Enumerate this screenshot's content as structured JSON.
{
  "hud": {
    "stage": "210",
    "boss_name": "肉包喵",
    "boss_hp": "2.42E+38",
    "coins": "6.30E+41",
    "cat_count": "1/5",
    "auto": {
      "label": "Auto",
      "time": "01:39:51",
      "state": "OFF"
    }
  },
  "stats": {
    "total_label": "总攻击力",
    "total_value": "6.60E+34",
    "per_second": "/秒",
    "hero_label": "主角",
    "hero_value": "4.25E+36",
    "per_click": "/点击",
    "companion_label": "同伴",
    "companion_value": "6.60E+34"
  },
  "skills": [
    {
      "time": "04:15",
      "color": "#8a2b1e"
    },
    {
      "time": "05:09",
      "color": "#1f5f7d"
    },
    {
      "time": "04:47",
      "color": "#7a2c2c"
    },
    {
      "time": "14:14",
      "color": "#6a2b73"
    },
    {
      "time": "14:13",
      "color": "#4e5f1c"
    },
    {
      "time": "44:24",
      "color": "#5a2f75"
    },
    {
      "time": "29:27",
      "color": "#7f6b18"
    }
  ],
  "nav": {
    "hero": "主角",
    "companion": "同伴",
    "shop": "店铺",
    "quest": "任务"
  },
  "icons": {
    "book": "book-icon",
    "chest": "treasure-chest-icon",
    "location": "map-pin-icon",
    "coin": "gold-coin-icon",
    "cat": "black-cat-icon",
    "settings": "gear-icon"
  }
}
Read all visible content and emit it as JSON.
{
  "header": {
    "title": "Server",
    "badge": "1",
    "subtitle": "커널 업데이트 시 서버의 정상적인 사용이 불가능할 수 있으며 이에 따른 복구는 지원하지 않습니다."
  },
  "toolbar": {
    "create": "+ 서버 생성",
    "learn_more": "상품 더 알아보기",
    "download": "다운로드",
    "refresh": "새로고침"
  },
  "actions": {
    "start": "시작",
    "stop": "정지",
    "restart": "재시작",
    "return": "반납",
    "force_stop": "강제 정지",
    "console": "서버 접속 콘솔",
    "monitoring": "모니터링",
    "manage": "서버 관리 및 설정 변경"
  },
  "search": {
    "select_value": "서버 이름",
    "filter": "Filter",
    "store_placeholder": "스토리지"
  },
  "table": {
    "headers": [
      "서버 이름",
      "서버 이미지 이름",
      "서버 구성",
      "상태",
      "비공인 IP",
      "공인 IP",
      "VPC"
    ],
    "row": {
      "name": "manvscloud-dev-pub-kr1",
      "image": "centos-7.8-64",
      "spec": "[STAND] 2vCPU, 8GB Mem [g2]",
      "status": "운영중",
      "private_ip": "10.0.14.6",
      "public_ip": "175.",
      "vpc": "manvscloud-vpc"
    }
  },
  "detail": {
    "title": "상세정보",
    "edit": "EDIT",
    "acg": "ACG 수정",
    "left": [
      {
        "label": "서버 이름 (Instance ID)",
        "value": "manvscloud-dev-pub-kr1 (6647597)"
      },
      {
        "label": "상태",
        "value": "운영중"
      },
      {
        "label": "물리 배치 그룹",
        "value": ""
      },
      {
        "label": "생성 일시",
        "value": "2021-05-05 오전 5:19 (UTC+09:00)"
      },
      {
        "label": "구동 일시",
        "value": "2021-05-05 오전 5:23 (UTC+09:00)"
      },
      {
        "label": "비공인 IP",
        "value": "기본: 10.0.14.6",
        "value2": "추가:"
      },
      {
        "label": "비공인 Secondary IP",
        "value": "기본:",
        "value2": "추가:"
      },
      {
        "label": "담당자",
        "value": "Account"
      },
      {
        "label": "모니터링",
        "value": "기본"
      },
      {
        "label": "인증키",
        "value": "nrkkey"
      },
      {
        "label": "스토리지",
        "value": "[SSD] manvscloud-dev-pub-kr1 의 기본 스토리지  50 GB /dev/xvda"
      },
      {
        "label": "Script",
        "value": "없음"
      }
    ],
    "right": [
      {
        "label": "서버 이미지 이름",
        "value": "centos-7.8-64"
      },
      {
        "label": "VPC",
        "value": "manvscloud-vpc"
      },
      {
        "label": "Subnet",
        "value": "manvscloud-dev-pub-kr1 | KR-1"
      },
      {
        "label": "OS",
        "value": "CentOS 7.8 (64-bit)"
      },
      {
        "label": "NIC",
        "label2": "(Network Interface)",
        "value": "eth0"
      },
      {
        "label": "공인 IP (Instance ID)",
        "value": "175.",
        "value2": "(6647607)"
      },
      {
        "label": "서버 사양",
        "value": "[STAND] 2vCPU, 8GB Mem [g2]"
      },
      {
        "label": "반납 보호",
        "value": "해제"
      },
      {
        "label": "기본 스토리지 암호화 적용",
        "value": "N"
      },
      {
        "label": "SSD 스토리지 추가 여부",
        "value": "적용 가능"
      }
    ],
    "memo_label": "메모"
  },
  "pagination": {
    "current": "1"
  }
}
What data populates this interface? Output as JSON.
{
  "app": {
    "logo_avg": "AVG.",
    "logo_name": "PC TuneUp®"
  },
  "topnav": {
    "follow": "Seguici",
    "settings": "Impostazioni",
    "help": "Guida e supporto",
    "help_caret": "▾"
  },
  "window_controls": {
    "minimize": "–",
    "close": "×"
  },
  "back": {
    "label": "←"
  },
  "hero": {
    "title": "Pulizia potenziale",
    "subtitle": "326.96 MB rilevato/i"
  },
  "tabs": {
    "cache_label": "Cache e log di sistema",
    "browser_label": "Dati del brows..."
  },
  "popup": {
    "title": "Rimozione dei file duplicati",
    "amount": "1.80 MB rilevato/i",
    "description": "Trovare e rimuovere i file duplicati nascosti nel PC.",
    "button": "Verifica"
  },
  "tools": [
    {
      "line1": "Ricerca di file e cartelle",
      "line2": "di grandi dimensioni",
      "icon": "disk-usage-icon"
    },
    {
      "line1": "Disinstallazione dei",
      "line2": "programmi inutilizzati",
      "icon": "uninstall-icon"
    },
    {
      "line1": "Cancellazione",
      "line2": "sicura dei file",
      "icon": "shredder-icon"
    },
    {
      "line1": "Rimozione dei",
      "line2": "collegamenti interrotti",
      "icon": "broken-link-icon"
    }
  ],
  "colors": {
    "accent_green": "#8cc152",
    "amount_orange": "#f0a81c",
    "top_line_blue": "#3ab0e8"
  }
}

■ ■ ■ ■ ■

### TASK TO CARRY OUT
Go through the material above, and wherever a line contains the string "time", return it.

### EXERCISE ANSWER
      "time": "01:39:51",
      "time": "04:15",
      "time": "05:09",
      "time": "04:47",
      "time": "14:14",
      "time": "14:13",
      "time": "44:24",
      "time": "29:27",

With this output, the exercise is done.